== WORK REQUIRED ==
Across the material below, how many lines contain the word "Menlo"? Give only the number.

== INPUT FOR THIS TASK ==

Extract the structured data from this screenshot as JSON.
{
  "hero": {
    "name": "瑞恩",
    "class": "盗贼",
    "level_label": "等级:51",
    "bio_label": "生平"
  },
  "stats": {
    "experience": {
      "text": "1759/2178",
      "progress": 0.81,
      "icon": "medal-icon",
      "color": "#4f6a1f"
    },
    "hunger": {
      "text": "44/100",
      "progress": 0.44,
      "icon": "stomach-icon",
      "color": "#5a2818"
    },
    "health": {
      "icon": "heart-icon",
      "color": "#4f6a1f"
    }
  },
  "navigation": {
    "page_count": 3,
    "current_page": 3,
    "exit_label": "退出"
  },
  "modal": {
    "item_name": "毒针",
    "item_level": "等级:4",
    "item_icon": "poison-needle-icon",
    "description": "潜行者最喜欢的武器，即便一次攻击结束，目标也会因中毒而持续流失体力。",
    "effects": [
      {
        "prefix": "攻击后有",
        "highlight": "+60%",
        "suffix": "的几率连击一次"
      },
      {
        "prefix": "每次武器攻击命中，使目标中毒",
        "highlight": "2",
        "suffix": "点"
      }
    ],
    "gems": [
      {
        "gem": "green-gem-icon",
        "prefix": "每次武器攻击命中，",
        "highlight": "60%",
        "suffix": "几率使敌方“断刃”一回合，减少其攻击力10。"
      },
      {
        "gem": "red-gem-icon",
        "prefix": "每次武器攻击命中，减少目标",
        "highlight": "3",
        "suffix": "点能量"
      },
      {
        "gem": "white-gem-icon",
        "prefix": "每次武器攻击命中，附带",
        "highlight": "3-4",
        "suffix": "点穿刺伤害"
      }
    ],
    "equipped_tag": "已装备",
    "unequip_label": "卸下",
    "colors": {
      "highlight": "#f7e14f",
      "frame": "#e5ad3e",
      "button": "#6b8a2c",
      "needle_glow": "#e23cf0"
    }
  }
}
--
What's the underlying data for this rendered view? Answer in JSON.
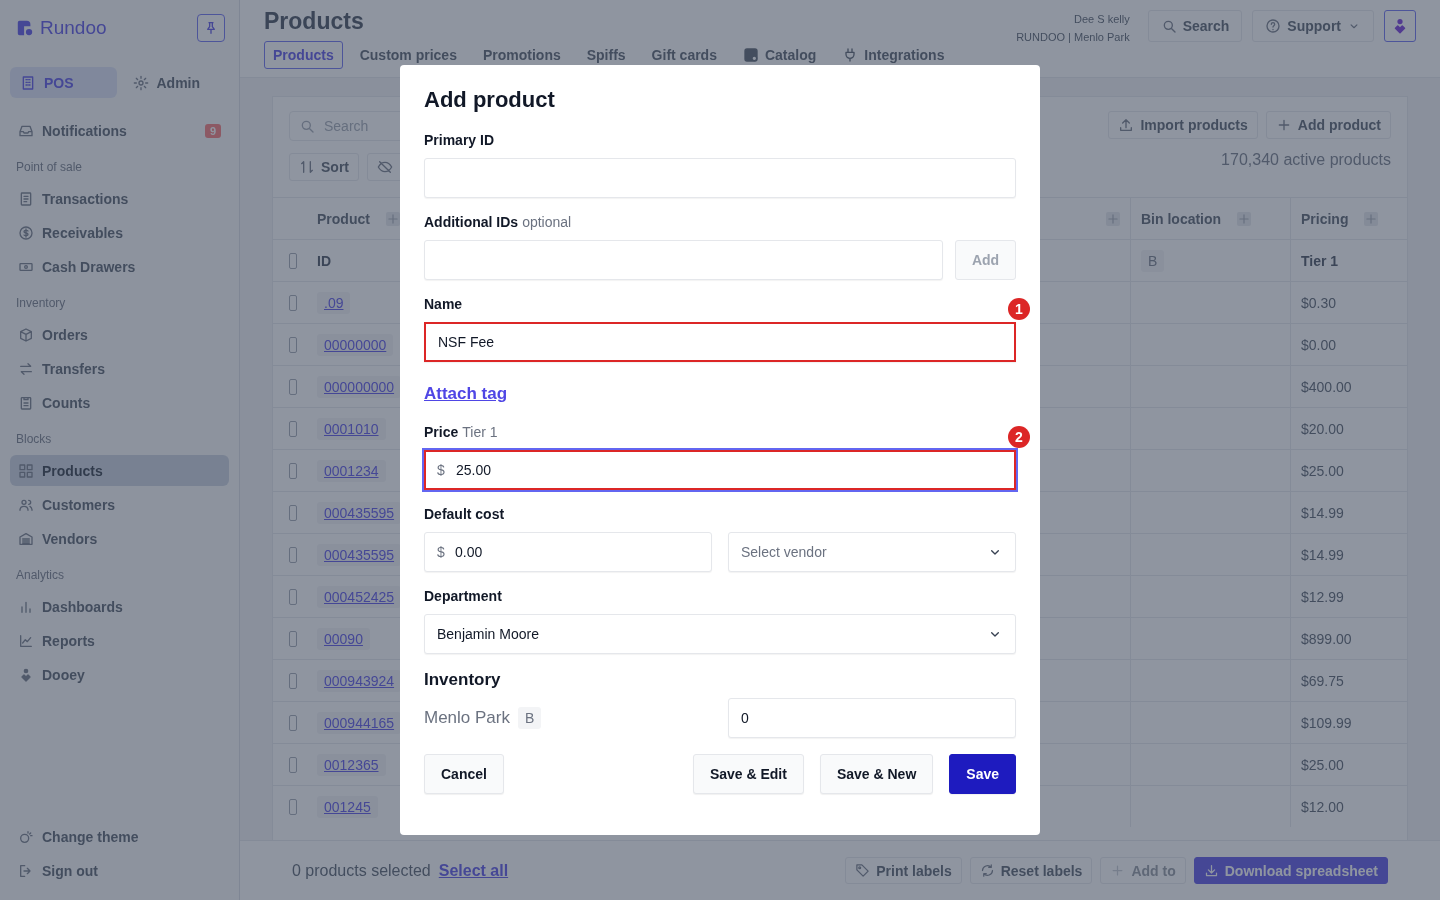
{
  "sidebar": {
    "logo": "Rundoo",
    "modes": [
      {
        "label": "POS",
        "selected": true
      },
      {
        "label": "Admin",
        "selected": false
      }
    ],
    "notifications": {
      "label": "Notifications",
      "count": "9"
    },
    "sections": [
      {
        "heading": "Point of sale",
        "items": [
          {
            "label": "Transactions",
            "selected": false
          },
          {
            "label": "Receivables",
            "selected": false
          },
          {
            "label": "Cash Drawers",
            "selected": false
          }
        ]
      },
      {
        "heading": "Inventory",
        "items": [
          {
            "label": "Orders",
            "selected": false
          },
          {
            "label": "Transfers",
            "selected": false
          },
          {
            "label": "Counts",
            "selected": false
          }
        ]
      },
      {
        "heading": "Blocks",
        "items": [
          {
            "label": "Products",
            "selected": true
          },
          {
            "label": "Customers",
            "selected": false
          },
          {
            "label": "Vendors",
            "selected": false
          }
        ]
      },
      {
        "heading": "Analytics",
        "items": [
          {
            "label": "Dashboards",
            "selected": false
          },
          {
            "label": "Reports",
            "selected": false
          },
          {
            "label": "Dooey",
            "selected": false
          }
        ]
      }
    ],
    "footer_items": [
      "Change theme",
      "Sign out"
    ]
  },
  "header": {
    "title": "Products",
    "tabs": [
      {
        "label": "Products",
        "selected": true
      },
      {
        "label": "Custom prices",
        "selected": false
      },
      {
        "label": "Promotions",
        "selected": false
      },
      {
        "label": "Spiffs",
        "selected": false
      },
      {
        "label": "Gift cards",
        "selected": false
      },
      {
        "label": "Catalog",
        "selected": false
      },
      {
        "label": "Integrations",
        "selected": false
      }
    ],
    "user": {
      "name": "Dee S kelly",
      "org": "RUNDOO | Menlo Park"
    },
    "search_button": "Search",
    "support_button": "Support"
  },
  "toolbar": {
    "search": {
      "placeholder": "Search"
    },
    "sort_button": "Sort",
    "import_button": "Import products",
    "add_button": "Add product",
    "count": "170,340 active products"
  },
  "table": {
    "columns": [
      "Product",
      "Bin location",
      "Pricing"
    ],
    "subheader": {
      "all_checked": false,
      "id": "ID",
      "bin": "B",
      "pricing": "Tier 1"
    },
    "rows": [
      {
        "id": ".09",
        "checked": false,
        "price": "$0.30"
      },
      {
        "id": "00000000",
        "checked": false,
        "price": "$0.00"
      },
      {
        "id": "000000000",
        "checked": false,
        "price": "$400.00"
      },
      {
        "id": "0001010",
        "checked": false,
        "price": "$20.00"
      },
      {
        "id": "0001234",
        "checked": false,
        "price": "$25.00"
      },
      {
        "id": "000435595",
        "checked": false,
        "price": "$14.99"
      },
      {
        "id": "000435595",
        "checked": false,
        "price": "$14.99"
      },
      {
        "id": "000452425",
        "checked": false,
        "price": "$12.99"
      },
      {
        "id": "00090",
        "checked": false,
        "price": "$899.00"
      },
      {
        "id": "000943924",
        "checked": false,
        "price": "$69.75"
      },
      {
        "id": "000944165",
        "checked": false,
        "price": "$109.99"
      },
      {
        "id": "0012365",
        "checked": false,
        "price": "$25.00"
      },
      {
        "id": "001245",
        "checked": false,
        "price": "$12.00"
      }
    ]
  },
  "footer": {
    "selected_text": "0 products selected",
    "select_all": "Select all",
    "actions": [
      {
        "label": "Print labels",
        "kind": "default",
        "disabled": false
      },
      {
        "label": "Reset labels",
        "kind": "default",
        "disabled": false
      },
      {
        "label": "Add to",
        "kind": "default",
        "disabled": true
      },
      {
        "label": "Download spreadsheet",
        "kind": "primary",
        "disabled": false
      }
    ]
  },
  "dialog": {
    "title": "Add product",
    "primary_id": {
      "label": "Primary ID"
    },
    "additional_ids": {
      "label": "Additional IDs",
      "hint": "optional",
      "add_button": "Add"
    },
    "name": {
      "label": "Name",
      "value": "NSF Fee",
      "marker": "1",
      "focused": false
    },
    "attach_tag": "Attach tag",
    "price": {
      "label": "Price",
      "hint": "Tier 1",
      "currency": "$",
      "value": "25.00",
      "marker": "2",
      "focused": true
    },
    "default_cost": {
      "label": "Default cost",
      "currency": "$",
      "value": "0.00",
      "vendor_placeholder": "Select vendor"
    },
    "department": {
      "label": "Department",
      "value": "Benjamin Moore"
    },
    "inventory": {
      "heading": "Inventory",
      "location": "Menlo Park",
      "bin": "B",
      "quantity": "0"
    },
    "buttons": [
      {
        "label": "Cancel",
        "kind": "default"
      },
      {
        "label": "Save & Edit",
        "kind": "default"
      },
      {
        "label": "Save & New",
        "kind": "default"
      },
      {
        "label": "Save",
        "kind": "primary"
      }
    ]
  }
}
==
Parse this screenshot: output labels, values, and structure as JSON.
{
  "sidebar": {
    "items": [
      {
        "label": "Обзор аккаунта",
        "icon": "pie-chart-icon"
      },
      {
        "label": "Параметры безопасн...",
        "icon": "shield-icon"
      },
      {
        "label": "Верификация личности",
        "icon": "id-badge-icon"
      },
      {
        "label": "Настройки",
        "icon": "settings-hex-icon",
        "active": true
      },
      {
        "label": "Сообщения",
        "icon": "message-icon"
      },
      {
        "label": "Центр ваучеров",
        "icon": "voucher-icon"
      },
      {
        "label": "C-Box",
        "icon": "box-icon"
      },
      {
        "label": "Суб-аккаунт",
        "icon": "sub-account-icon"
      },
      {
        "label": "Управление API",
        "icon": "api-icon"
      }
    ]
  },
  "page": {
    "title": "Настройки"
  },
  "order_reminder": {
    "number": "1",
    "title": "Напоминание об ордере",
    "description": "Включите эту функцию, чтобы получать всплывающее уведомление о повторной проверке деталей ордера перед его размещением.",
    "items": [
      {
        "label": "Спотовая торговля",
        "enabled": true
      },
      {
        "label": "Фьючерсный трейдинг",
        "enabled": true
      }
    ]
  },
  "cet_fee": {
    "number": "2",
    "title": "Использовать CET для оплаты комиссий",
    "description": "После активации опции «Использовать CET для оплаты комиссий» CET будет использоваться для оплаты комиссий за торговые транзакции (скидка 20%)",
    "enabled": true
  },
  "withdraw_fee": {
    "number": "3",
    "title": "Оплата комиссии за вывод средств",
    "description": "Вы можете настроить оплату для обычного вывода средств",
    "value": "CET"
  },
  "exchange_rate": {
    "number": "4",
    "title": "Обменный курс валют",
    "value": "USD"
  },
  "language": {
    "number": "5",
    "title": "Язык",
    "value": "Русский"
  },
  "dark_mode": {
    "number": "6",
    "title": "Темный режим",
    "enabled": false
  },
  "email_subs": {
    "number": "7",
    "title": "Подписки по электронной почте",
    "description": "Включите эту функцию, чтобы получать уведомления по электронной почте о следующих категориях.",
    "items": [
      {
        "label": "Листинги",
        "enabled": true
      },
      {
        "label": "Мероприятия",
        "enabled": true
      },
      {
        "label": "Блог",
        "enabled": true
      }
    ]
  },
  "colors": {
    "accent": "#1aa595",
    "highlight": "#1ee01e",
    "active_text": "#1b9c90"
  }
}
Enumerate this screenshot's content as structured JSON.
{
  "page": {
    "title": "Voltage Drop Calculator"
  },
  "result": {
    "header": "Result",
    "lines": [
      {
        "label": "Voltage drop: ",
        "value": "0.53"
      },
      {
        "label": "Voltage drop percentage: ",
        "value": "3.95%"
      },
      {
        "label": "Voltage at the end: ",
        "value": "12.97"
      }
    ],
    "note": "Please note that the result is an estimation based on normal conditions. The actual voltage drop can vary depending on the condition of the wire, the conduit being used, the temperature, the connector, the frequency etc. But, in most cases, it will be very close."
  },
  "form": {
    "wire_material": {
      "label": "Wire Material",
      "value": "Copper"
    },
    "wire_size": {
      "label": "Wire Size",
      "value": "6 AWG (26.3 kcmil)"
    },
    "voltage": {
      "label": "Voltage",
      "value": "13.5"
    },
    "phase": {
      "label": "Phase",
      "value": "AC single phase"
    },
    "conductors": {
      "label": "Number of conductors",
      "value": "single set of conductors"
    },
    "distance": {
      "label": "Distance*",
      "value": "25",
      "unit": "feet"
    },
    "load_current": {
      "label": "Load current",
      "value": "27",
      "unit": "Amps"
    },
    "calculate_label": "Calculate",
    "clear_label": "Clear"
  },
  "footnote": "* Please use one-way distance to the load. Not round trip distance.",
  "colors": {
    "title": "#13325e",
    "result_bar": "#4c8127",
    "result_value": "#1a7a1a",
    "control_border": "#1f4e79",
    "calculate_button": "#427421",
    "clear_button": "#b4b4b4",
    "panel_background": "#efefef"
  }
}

== RESPONSE ==
2